Segment Start: SUPPLIED RECORDS
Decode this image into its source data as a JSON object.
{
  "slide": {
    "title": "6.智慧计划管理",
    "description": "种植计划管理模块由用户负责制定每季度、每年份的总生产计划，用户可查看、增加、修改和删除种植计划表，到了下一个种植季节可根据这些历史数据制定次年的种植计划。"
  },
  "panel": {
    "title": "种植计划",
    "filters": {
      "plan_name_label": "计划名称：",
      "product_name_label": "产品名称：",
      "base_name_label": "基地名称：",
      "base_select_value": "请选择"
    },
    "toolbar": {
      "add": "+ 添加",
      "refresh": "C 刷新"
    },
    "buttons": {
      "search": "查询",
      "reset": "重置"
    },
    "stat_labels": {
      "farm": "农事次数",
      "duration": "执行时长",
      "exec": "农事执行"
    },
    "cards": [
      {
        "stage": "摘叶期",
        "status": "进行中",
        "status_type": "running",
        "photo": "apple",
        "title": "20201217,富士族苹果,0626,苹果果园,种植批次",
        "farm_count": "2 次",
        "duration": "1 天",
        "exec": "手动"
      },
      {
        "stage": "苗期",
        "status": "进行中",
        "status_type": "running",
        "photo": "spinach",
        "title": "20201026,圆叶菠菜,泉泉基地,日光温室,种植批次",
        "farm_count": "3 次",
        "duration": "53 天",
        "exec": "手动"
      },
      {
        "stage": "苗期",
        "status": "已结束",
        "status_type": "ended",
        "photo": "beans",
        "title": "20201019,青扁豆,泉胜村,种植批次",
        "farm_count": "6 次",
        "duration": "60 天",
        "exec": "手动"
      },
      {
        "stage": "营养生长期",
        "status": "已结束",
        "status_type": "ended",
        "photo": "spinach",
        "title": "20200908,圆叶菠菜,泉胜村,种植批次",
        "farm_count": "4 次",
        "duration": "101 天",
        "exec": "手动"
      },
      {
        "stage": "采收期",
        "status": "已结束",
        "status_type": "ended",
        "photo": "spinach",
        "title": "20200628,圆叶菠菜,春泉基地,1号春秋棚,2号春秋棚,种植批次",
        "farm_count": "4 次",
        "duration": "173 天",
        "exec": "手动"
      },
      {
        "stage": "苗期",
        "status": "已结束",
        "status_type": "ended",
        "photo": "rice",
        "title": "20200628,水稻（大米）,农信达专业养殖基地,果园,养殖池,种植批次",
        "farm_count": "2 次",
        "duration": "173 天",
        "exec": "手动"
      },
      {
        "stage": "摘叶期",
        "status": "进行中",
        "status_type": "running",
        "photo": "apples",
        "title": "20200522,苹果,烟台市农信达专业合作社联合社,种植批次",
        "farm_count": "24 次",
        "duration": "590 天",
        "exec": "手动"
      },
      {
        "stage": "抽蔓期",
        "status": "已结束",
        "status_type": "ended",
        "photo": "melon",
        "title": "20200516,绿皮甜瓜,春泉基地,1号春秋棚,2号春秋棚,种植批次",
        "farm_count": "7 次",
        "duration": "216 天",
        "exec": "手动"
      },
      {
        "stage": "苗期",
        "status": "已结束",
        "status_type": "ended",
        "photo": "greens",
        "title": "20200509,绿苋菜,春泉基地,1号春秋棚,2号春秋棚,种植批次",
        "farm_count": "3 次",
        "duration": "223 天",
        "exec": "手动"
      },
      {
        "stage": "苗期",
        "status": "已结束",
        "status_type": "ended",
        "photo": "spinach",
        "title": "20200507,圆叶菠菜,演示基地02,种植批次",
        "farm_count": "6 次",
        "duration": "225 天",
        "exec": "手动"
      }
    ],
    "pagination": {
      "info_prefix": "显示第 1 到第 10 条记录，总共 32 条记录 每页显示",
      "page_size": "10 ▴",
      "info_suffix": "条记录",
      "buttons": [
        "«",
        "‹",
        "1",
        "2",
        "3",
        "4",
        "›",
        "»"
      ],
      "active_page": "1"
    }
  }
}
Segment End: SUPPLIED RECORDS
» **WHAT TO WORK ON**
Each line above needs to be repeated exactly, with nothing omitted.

» **EXERCISE ANSWER**
Decode this image into its source data as a JSON object.
{
  "slide": {
    "title": "6.智慧计划管理",
    "description": "种植计划管理模块由用户负责制定每季度、每年份的总生产计划，用户可查看、增加、修改和删除种植计划表，到了下一个种植季节可根据这些历史数据制定次年的种植计划。"
  },
  "panel": {
    "title": "种植计划",
    "filters": {
      "plan_name_label": "计划名称：",
      "product_name_label": "产品名称：",
      "base_name_label": "基地名称：",
      "base_select_value": "请选择"
    },
    "toolbar": {
      "add": "+ 添加",
      "refresh": "C 刷新"
    },
    "buttons": {
      "search": "查询",
      "reset": "重置"
    },
    "stat_labels": {
      "farm": "农事次数",
      "duration": "执行时长",
      "exec": "农事执行"
    },
    "cards": [
      {
        "stage": "摘叶期",
        "status": "进行中",
        "status_type": "running",
        "photo": "apple",
        "title": "20201217,富士族苹果,0626,苹果果园,种植批次",
        "farm_count": "2 次",
        "duration": "1 天",
        "exec": "手动"
      },
      {
        "stage": "苗期",
        "status": "进行中",
        "status_type": "running",
        "photo": "spinach",
        "title": "20201026,圆叶菠菜,泉泉基地,日光温室,种植批次",
        "farm_count": "3 次",
        "duration": "53 天",
        "exec": "手动"
      },
      {
        "stage": "苗期",
        "status": "已结束",
        "status_type": "ended",
        "photo": "beans",
        "title": "20201019,青扁豆,泉胜村,种植批次",
        "farm_count": "6 次",
        "duration": "60 天",
        "exec": "手动"
      },
      {
        "stage": "营养生长期",
        "status": "已结束",
        "status_type": "ended",
        "photo": "spinach",
        "title": "20200908,圆叶菠菜,泉胜村,种植批次",
        "farm_count": "4 次",
        "duration": "101 天",
        "exec": "手动"
      },
      {
        "stage": "采收期",
        "status": "已结束",
        "status_type": "ended",
        "photo": "spinach",
        "title": "20200628,圆叶菠菜,春泉基地,1号春秋棚,2号春秋棚,种植批次",
        "farm_count": "4 次",
        "duration": "173 天",
        "exec": "手动"
      },
      {
        "stage": "苗期",
        "status": "已结束",
        "status_type": "ended",
        "photo": "rice",
        "title": "20200628,水稻（大米）,农信达专业养殖基地,果园,养殖池,种植批次",
        "farm_count": "2 次",
        "duration": "173 天",
        "exec": "手动"
      },
      {
        "stage": "摘叶期",
        "status": "进行中",
        "status_type": "running",
        "photo": "apples",
        "title": "20200522,苹果,烟台市农信达专业合作社联合社,种植批次",
        "farm_count": "24 次",
        "duration": "590 天",
        "exec": "手动"
      },
      {
        "stage": "抽蔓期",
        "status": "已结束",
        "status_type": "ended",
        "photo": "melon",
        "title": "20200516,绿皮甜瓜,春泉基地,1号春秋棚,2号春秋棚,种植批次",
        "farm_count": "7 次",
        "duration": "216 天",
        "exec": "手动"
      },
      {
        "stage": "苗期",
        "status": "已结束",
        "status_type": "ended",
        "photo": "greens",
        "title": "20200509,绿苋菜,春泉基地,1号春秋棚,2号春秋棚,种植批次",
        "farm_count": "3 次",
        "duration": "223 天",
        "exec": "手动"
      },
      {
        "stage": "苗期",
        "status": "已结束",
        "status_type": "ended",
        "photo": "spinach",
        "title": "20200507,圆叶菠菜,演示基地02,种植批次",
        "farm_count": "6 次",
        "duration": "225 天",
        "exec": "手动"
      }
    ],
    "pagination": {
      "info_prefix": "显示第 1 到第 10 条记录，总共 32 条记录 每页显示",
      "page_size": "10 ▴",
      "info_suffix": "条记录",
      "buttons": [
        "«",
        "‹",
        "1",
        "2",
        "3",
        "4",
        "›",
        "»"
      ],
      "active_page": "1"
    }
  }
}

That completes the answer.